Exercise prompt ▸
Omit each picture as you copy the entries exactly.

Records for this exercise ▸
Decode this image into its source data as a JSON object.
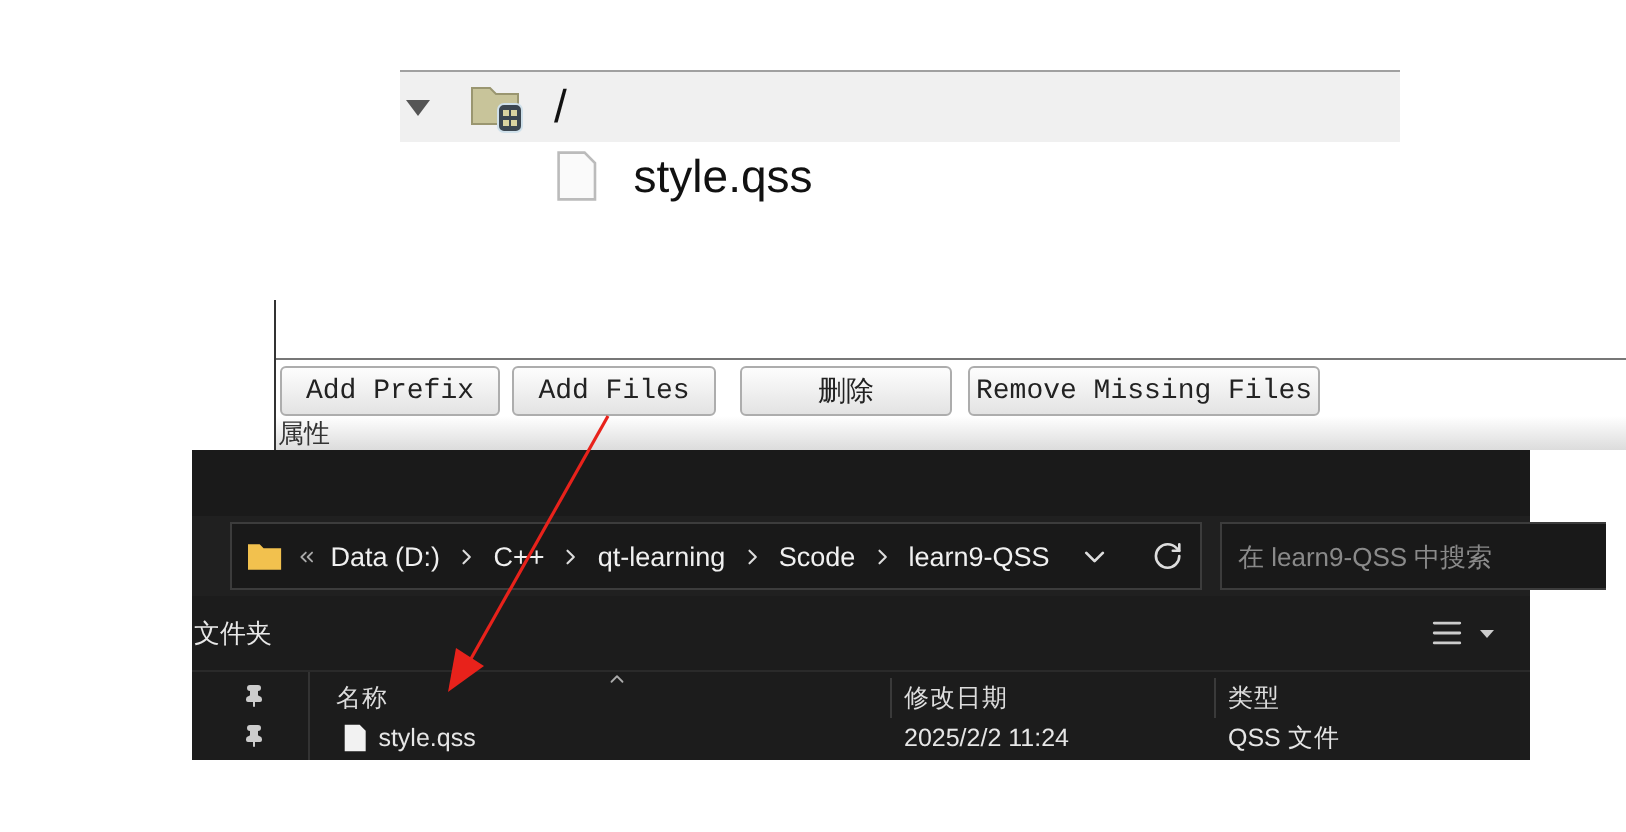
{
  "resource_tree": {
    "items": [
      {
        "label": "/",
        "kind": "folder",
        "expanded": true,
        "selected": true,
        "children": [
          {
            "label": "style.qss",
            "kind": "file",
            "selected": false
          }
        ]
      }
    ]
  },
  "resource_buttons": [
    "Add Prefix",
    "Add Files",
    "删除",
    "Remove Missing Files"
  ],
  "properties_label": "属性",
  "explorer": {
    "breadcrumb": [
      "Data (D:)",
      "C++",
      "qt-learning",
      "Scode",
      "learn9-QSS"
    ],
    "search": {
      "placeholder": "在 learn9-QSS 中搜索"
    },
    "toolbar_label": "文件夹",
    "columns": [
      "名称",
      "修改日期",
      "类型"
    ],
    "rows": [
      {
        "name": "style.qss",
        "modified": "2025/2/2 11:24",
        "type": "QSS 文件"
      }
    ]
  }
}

Task response ▸
Decode this image into its source data as a JSON object.
{
  "resource_tree": {
    "items": [
      {
        "label": "/",
        "kind": "folder",
        "expanded": true,
        "selected": true,
        "children": [
          {
            "label": "style.qss",
            "kind": "file",
            "selected": false
          }
        ]
      }
    ]
  },
  "resource_buttons": [
    "Add Prefix",
    "Add Files",
    "删除",
    "Remove Missing Files"
  ],
  "properties_label": "属性",
  "explorer": {
    "breadcrumb": [
      "Data (D:)",
      "C++",
      "qt-learning",
      "Scode",
      "learn9-QSS"
    ],
    "search": {
      "placeholder": "在 learn9-QSS 中搜索"
    },
    "toolbar_label": "文件夹",
    "columns": [
      "名称",
      "修改日期",
      "类型"
    ],
    "rows": [
      {
        "name": "style.qss",
        "modified": "2025/2/2 11:24",
        "type": "QSS 文件"
      }
    ]
  }
}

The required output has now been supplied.